Where an employee is found to have committed an act or acts of misconduct it may mean that an employer no longer has trust in the employee and it would not be feasible for the employee to return to work.
Under section 98 Employment Rights Act 1998 (“ERA”) a potentially fair reason for dismissal is “some other substantial reason of a kind such as to justify the dismissal of an employee holding the position which the employee held”. This is a catch-all category to deal with reasons which are not identified elsewhere in the ERA. One example of a potentially fair reason for dismissal under this category is a breakdown of trust and confidence.

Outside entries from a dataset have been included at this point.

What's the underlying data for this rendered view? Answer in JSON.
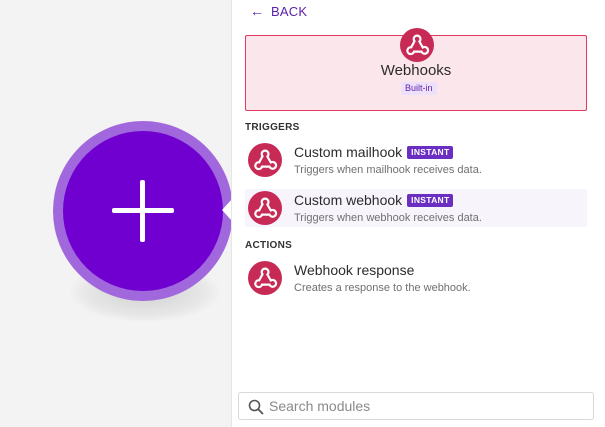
{
  "canvas": {
    "module_color": "#6f00d0",
    "module_ring_color": "#a167dc",
    "add_icon": "plus-icon"
  },
  "panel": {
    "back_label": "BACK",
    "back_icon": "arrow-left-icon",
    "app": {
      "name": "Webhooks",
      "badge": "Built-in",
      "icon": "webhook-icon",
      "accent_color": "#c72a55"
    },
    "sections": {
      "triggers_label": "TRIGGERS",
      "actions_label": "ACTIONS"
    },
    "modules": [
      {
        "title": "Custom mailhook",
        "badge": "INSTANT",
        "description": "Triggers when mailhook receives data."
      },
      {
        "title": "Custom webhook",
        "badge": "INSTANT",
        "description": "Triggers when webhook receives data."
      },
      {
        "title": "Webhook response",
        "description": "Creates a response to the webhook."
      }
    ],
    "search": {
      "placeholder": "Search modules",
      "value": ""
    }
  }
}
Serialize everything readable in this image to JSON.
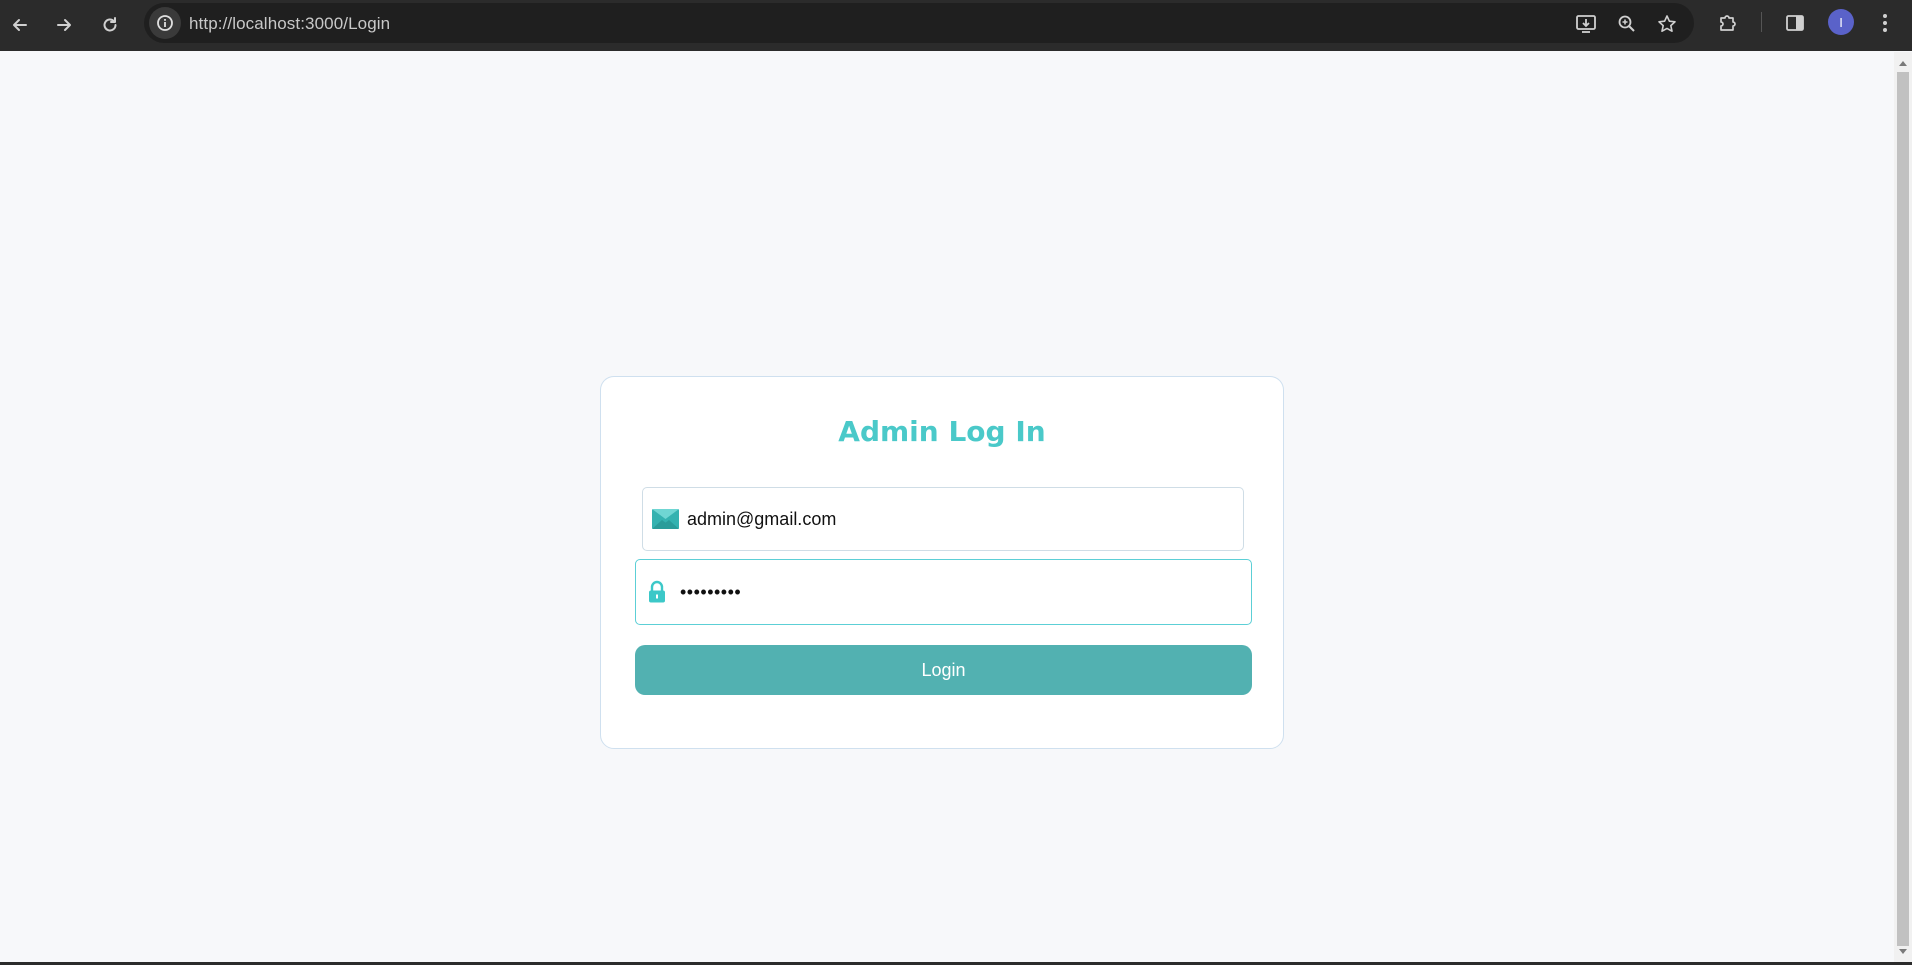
{
  "browser": {
    "url": "http://localhost:3000/Login",
    "profile_initial": "I",
    "icons": {
      "back": "arrow-left-icon",
      "forward": "arrow-right-icon",
      "reload": "reload-icon",
      "site_info": "info-icon",
      "install": "install-app-icon",
      "zoom": "zoom-icon",
      "bookmark": "star-icon",
      "extensions": "puzzle-icon",
      "side_panel": "side-panel-icon",
      "menu": "kebab-menu-icon"
    }
  },
  "login": {
    "title": "Admin Log In",
    "email_value": "admin@gmail.com",
    "email_icon": "envelope-icon",
    "password_value": "•••••••••",
    "password_icon": "lock-icon",
    "button_label": "Login"
  },
  "colors": {
    "accent": "#4ac9c9",
    "button": "#52b1b1",
    "background": "#f7f8fa"
  }
}
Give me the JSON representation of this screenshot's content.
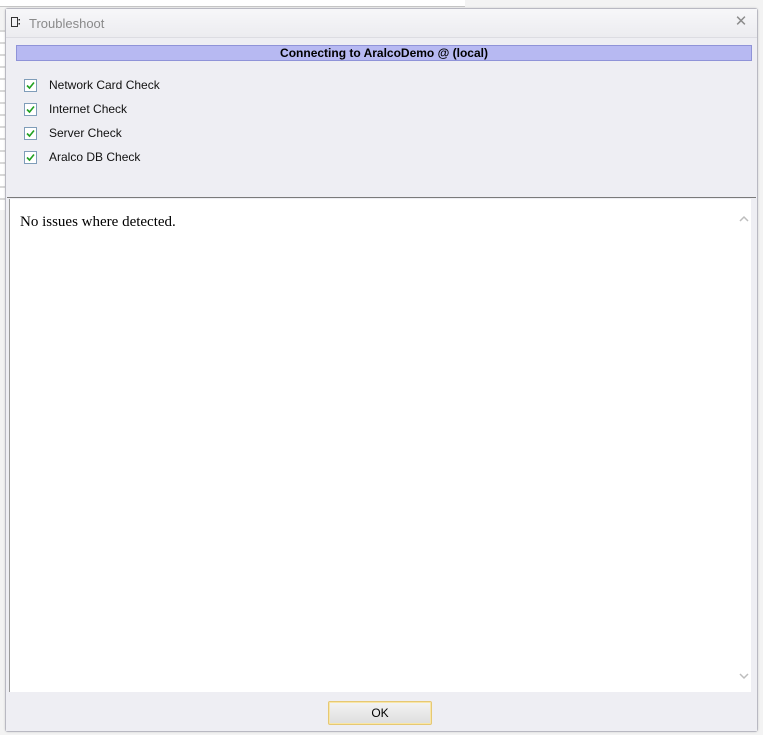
{
  "window": {
    "title": "Troubleshoot",
    "close_symbol": "✕",
    "title_icon": "window-icon",
    "close_icon": "close-icon"
  },
  "banner": {
    "text": "Connecting to AralcoDemo @ (local)",
    "color": "#b7b9f2"
  },
  "checks": [
    {
      "label": "Network Card Check",
      "checked": true
    },
    {
      "label": "Internet Check",
      "checked": true
    },
    {
      "label": "Server Check",
      "checked": true
    },
    {
      "label": "Aralco DB Check",
      "checked": true
    }
  ],
  "results": {
    "text": "No issues where detected."
  },
  "footer": {
    "ok_label": "OK"
  }
}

Where an employer is seeking to rely on this reason to dismiss an employee it should always undertake a fair and thorough investigation into the allegations, and the employee should be notified that this is an allegation against them in a letter inviting them to a disciplinary hearing. Employment Tribunals have been critical of employers who attempt to use the notion of a breakdown of trust and confidence as a blanket reason for dismissal. It will be necessary for an employer to have evidence of specific circumstances which show why they no longer have faith in the employee. It will not be sufficient to simply refer to broad or vague reasons. Employers should also generally avoid relying on a breakdown in trust and confidence as the only reason for a dismissal. In a dismissal situation a breakdown in trust and confidence is often cited as a reason for dismissal linked to findings of misconduct for example that in light of the misconduct an employer has lost confidence in the employee to such an extent that is not feasible that the individual can return to work.